* _Source data_
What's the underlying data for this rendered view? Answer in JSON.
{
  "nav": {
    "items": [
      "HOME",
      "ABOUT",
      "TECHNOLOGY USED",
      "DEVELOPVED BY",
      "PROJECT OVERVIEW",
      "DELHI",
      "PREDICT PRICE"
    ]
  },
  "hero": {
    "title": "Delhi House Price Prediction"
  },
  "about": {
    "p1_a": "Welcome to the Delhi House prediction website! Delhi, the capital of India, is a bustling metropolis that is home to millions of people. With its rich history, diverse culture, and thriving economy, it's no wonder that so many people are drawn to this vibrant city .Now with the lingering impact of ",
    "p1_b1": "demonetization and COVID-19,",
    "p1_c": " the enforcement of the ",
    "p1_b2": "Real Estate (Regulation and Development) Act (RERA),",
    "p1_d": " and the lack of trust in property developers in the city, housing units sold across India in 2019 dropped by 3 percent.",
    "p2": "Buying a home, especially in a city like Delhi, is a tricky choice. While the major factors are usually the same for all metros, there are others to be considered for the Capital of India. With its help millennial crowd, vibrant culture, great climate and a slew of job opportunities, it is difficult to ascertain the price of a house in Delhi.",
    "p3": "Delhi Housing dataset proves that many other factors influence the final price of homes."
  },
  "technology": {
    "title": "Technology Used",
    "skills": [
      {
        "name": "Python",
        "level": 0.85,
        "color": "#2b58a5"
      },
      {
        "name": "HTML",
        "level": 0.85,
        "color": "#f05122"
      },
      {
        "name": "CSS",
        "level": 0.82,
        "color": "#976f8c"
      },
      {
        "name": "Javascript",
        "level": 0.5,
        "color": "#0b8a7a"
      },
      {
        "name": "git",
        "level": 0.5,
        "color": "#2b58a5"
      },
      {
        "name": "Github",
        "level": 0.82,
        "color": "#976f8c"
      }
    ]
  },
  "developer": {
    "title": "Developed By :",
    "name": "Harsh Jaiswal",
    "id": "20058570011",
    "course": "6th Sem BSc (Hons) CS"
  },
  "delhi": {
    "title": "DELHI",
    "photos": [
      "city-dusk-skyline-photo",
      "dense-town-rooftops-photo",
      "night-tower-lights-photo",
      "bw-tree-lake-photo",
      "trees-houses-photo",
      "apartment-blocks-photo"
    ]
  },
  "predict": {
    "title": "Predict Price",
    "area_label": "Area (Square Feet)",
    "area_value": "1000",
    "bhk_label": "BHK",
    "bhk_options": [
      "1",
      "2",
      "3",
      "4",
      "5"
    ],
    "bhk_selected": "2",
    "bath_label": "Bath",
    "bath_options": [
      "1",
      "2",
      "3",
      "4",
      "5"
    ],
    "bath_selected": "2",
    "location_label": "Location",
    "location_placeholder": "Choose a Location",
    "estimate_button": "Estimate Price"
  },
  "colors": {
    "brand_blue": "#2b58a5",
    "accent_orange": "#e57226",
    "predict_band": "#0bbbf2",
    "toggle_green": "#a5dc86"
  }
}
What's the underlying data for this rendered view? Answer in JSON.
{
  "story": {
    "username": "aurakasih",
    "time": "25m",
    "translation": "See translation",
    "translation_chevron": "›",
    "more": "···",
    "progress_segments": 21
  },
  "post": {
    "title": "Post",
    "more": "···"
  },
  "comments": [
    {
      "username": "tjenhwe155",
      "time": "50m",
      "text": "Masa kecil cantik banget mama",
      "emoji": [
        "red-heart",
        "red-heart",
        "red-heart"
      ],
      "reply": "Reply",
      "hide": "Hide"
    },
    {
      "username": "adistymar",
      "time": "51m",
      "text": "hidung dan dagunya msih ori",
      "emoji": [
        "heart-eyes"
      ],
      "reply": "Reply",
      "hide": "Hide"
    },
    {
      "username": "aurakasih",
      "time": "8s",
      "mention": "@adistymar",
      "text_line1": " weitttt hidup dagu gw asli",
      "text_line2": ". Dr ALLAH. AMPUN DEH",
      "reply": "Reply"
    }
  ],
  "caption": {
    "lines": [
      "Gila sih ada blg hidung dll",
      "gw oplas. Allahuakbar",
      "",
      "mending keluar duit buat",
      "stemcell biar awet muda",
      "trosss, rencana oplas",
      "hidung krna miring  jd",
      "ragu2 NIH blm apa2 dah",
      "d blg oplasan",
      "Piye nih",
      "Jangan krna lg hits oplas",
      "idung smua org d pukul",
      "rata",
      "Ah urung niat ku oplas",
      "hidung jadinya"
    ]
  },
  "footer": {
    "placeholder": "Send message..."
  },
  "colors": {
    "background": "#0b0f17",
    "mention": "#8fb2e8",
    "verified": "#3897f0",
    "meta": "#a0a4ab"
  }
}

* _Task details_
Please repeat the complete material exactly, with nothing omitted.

* _Response to this task_
What's the underlying data for this rendered view? Answer in JSON.
{
  "nav": {
    "items": [
      "HOME",
      "ABOUT",
      "TECHNOLOGY USED",
      "DEVELOPVED BY",
      "PROJECT OVERVIEW",
      "DELHI",
      "PREDICT PRICE"
    ]
  },
  "hero": {
    "title": "Delhi House Price Prediction"
  },
  "about": {
    "p1_a": "Welcome to the Delhi House prediction website! Delhi, the capital of India, is a bustling metropolis that is home to millions of people. With its rich history, diverse culture, and thriving economy, it's no wonder that so many people are drawn to this vibrant city .Now with the lingering impact of ",
    "p1_b1": "demonetization and COVID-19,",
    "p1_c": " the enforcement of the ",
    "p1_b2": "Real Estate (Regulation and Development) Act (RERA),",
    "p1_d": " and the lack of trust in property developers in the city, housing units sold across India in 2019 dropped by 3 percent.",
    "p2": "Buying a home, especially in a city like Delhi, is a tricky choice. While the major factors are usually the same for all metros, there are others to be considered for the Capital of India. With its help millennial crowd, vibrant culture, great climate and a slew of job opportunities, it is difficult to ascertain the price of a house in Delhi.",
    "p3": "Delhi Housing dataset proves that many other factors influence the final price of homes."
  },
  "technology": {
    "title": "Technology Used",
    "skills": [
      {
        "name": "Python",
        "level": 0.85,
        "color": "#2b58a5"
      },
      {
        "name": "HTML",
        "level": 0.85,
        "color": "#f05122"
      },
      {
        "name": "CSS",
        "level": 0.82,
        "color": "#976f8c"
      },
      {
        "name": "Javascript",
        "level": 0.5,
        "color": "#0b8a7a"
      },
      {
        "name": "git",
        "level": 0.5,
        "color": "#2b58a5"
      },
      {
        "name": "Github",
        "level": 0.82,
        "color": "#976f8c"
      }
    ]
  },
  "developer": {
    "title": "Developed By :",
    "name": "Harsh Jaiswal",
    "id": "20058570011",
    "course": "6th Sem BSc (Hons) CS"
  },
  "delhi": {
    "title": "DELHI",
    "photos": [
      "city-dusk-skyline-photo",
      "dense-town-rooftops-photo",
      "night-tower-lights-photo",
      "bw-tree-lake-photo",
      "trees-houses-photo",
      "apartment-blocks-photo"
    ]
  },
  "predict": {
    "title": "Predict Price",
    "area_label": "Area (Square Feet)",
    "area_value": "1000",
    "bhk_label": "BHK",
    "bhk_options": [
      "1",
      "2",
      "3",
      "4",
      "5"
    ],
    "bhk_selected": "2",
    "bath_label": "Bath",
    "bath_options": [
      "1",
      "2",
      "3",
      "4",
      "5"
    ],
    "bath_selected": "2",
    "location_label": "Location",
    "location_placeholder": "Choose a Location",
    "estimate_button": "Estimate Price"
  },
  "colors": {
    "brand_blue": "#2b58a5",
    "accent_orange": "#e57226",
    "predict_band": "#0bbbf2",
    "toggle_green": "#a5dc86"
  }
}
What's the underlying data for this rendered view? Answer in JSON.
{
  "story": {
    "username": "aurakasih",
    "time": "25m",
    "translation": "See translation",
    "translation_chevron": "›",
    "more": "···",
    "progress_segments": 21
  },
  "post": {
    "title": "Post",
    "more": "···"
  },
  "comments": [
    {
      "username": "tjenhwe155",
      "time": "50m",
      "text": "Masa kecil cantik banget mama",
      "emoji": [
        "red-heart",
        "red-heart",
        "red-heart"
      ],
      "reply": "Reply",
      "hide": "Hide"
    },
    {
      "username": "adistymar",
      "time": "51m",
      "text": "hidung dan dagunya msih ori",
      "emoji": [
        "heart-eyes"
      ],
      "reply": "Reply",
      "hide": "Hide"
    },
    {
      "username": "aurakasih",
      "time": "8s",
      "mention": "@adistymar",
      "text_line1": " weitttt hidup dagu gw asli",
      "text_line2": ". Dr ALLAH. AMPUN DEH",
      "reply": "Reply"
    }
  ],
  "caption": {
    "lines": [
      "Gila sih ada blg hidung dll",
      "gw oplas. Allahuakbar",
      "",
      "mending keluar duit buat",
      "stemcell biar awet muda",
      "trosss, rencana oplas",
      "hidung krna miring  jd",
      "ragu2 NIH blm apa2 dah",
      "d blg oplasan",
      "Piye nih",
      "Jangan krna lg hits oplas",
      "idung smua org d pukul",
      "rata",
      "Ah urung niat ku oplas",
      "hidung jadinya"
    ]
  },
  "footer": {
    "placeholder": "Send message..."
  },
  "colors": {
    "background": "#0b0f17",
    "mention": "#8fb2e8",
    "verified": "#3897f0",
    "meta": "#a0a4ab"
  }
}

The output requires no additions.